Julia Irvine 5 Dec 2018 12:19pm

KPMG UK hits highest growth rate since 2008

After what could be called its annus horribilis, KPMG UK is ending the year on a high, reporting fee income up 8% from £2.17bn to £2.34bn and underlying profit up 18% to £356m

This is the fastest annual growth rate in revenue for 10 years.

KPMG chairman and senior partner Bill Michael put the Big Four firm’s success down to the tough decisions that it has had to take recently and the hard work of its 16,000-strong staff.

“Since, taking on this role, together with my leadership team, I have refocused the business on our core strengths aligned to the firm’s public interest responsibilities,” he said.

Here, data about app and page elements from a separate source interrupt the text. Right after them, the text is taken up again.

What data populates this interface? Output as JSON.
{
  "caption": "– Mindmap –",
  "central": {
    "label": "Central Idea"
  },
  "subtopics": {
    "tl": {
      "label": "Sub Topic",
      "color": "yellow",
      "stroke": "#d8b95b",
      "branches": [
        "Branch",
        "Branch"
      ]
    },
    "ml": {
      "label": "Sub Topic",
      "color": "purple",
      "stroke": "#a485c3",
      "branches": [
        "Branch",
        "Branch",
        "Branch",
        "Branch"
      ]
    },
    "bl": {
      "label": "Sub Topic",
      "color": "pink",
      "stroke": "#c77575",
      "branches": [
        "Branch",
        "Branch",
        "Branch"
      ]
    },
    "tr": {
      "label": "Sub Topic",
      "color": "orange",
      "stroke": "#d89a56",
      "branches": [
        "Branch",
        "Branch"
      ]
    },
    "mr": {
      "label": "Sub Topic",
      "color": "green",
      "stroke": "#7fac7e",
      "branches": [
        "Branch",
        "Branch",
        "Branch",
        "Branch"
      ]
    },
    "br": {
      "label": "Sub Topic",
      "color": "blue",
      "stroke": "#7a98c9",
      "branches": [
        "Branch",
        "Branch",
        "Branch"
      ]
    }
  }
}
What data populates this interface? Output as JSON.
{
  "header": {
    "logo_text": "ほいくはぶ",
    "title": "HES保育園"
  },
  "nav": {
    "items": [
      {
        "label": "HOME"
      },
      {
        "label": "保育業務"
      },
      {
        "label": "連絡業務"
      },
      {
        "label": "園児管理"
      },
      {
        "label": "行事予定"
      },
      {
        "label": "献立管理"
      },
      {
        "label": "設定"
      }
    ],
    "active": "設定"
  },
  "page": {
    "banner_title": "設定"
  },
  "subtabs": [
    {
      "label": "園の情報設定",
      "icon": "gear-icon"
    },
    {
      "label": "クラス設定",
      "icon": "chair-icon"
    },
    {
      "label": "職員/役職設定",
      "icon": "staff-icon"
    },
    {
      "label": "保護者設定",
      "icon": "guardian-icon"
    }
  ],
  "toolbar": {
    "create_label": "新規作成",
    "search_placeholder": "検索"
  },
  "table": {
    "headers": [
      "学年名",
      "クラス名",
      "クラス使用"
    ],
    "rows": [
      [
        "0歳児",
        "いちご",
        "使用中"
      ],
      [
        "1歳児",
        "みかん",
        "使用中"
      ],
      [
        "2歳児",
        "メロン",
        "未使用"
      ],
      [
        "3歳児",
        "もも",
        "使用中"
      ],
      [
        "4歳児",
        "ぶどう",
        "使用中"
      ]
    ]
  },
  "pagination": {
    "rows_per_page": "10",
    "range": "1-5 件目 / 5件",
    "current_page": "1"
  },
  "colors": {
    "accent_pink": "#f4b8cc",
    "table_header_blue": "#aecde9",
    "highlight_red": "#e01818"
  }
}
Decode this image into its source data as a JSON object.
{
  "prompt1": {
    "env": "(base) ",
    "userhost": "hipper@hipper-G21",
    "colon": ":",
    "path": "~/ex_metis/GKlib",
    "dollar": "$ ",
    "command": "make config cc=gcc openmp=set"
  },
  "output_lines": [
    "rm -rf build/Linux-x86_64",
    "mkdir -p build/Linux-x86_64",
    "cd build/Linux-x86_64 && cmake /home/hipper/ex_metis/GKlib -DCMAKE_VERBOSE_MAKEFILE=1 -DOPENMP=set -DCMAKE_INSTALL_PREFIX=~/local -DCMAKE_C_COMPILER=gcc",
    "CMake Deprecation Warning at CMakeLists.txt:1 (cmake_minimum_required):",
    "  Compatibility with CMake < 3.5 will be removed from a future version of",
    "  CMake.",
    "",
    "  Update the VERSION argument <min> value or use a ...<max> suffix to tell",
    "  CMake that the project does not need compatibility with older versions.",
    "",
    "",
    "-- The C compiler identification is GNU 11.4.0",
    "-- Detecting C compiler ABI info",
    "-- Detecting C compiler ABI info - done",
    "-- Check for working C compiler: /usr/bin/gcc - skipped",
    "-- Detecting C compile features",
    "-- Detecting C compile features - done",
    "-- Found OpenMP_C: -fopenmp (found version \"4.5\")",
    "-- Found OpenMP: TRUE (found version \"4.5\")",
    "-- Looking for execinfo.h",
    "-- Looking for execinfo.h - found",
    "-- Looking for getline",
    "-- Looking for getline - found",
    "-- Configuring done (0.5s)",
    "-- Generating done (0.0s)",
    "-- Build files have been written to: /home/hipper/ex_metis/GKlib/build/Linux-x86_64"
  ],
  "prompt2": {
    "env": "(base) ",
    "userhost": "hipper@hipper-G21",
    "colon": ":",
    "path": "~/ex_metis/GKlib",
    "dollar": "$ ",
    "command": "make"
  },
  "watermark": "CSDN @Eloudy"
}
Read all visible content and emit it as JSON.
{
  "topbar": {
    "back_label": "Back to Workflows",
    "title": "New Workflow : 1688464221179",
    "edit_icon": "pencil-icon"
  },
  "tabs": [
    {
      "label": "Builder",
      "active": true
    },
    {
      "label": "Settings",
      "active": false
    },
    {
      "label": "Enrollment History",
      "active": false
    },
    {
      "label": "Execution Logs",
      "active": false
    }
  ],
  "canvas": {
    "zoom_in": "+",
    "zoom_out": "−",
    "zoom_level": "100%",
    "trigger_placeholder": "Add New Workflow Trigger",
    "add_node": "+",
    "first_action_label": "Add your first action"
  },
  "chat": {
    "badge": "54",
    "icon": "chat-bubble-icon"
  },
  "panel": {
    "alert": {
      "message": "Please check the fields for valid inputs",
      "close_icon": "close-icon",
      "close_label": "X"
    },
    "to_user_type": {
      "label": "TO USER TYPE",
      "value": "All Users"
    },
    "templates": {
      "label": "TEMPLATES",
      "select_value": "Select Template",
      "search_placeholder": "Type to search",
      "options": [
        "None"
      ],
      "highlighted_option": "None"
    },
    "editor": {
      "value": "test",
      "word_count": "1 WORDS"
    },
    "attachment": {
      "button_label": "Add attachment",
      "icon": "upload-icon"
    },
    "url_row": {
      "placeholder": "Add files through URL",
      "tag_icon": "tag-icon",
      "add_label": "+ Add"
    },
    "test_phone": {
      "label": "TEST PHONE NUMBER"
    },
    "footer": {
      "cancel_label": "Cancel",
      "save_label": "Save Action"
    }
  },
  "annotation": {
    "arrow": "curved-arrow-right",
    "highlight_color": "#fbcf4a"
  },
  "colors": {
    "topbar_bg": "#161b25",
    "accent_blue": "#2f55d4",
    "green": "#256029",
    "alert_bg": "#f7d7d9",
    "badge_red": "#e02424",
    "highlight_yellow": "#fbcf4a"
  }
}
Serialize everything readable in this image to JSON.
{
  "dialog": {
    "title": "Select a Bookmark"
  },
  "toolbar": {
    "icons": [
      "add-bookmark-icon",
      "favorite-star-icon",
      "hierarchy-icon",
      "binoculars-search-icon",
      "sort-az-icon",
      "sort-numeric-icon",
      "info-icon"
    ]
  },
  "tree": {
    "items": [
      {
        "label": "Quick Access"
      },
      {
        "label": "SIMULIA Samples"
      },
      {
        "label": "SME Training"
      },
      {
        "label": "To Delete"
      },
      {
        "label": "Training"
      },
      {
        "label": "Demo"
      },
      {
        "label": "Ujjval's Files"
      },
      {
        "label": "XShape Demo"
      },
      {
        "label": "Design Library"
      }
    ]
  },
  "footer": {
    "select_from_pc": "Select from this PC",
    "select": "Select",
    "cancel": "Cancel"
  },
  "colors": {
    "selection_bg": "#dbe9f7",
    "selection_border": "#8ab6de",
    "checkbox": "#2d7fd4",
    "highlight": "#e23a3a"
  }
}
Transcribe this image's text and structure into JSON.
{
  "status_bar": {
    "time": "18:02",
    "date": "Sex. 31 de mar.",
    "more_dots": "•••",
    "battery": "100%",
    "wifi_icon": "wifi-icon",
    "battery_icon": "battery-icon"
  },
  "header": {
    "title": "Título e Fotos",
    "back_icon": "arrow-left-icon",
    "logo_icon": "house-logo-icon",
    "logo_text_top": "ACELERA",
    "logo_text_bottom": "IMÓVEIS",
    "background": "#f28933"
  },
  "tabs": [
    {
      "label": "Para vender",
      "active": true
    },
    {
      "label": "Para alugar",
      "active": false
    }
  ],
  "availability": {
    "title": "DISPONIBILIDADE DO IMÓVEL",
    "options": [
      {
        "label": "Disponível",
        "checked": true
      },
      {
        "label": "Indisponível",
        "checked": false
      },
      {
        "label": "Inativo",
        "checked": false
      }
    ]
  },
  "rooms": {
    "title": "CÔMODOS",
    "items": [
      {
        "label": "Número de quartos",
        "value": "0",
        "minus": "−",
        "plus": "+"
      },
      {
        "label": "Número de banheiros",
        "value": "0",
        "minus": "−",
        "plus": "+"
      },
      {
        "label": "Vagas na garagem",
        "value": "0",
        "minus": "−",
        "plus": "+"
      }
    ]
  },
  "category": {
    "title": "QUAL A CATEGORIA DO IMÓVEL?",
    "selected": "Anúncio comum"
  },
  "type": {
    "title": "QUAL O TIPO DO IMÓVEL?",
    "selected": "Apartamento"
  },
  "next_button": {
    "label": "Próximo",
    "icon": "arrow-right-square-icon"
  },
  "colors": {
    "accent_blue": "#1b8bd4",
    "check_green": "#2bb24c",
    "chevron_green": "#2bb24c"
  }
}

“These actions have put us on the right trajectory. We are seeing growth right across our service lines, attracting talented people and winning major mandates. Our pipeline is strong and I am excited about the future”

Michael’s 635 partners will certainly be happier than last year. Their average remuneration has gone up to £601,000 after experiencing a fall in 2017 from £582,000 to £519,000.

Michael is better off too – his pay rose from £1.4m in 2017 (which he shared three months/nine months with his predecessor, Simon Collins) to £2.1m for the first full year of his tenure as chairman.

HMRC will also be happier – total tax take from the firm went up from £824m in 2017 to £885.8m for 2018.

Over the year, KPMG has taken advantage of a busy M&A market to boost revenue to the firm’s deal advisory practice by 14%.

The audit arm was also a strong performer, reporting an 8% rise in fee income. It has benefited from the regulatory changes to the audit market to win a number of prestigious audit clients, including BT, Experian, Royal Mail and Aggreko, and has just overtaken PwC to audit the most (28) FTSE 100 companies.

The firm said that regulatory change and trends in global politics – like Brexit and US tax reform – resulted in a 7% rise for tax, people services and legal, while the consulting arm grew by 5%.

To support the growth, KPMG took on 1,365 graduates and apprentices – 48% of them outside London. This is the highest number of trainees since 2011 and an 22% increase in student recruitment on 2017.

The firm also revealed that its gender pay gap (including both employee and partner pay) was 28% (median) and 42% (mean), while its ethnicity pay gap was 14% (median) and 36% (mean).

Reputationally, KPMG has faced a tough year as the Financial Reporting Council (FRC) has announced investigations into some of its audits – including Conviviality and Carillion. It has been fined millions of pounds for its audits of Quindell and Ted Baker and it is facing tribunals over its work for BNY Mellon and Silentnight.

In June, the FRC criticised the “unacceptable deterioration” in the quality of KPMG’s audit work in its annual report on the UK’s largest firms.

All this was set against the background of the implosion of sister practice, KPMG South Africa, which saw almost all its senior executive team sacked over their alleged relationship with the Gupta scandal.

In his statement in the firm’s transparency report, Michael addresses the issues head on. He says that all stakeholders, including companies, investors, pension funds regulators, government and taxpayers need to have confidence in what KPMG does as a firm.

“We must take responsibility for earning and sustaining the trust of all our stakeholders, listening to their concerns and working with them to address them.”

This is why the firm has decided to engage with the Competition and Markets Authority’s review of the way the audit profession operates and with Sir John Kingman’s review of the FRC.

He says that the firm has “taken decisive action” as well. In addition to its commitment to go ahead with a voluntary restriction on the provision of non-audit services to UK FTSE 350 audit clients, it is working towards the adoption of graduated findings in FTSE 350 audits for 31 December 2019 year-ends.

KPMG is also currently considering “the introduction of separate governance and performance management measures for the audit function, clear specialisation of auditors delivering audit for public interest entities; and individual and team incentives that are first and primarily focused on audit quality”. 

“We have a duty to get it right,” he adds, “for our firm, our profession and wider society.”

As part of its programme to transform its approach to audit quality, the firm has set up a board committee dedicated to audit quality. This, says head of audit Michelle Hinchcliffe, has introduced new, improved governance at the highest level of the firm to “ensure that the public interest and expectations of regulators are fully embedded in our processes and reinforcing the position of audit quality on the board agenda”.

The firm has changed reporting lines for audit partners and employees “reinforcing the focus on audit quality as the overarching determinant of performance”, and it has rolled out a “substantial “programme of additional training for employees.

“Looking ahead,” Michael said, “I am clear that our profession is changing for the better.

“While I am certain that we will continue to face questions and challenges, I am committed to doing everything we can to deliver the highest quality work and lead the way as our profession moves forward.”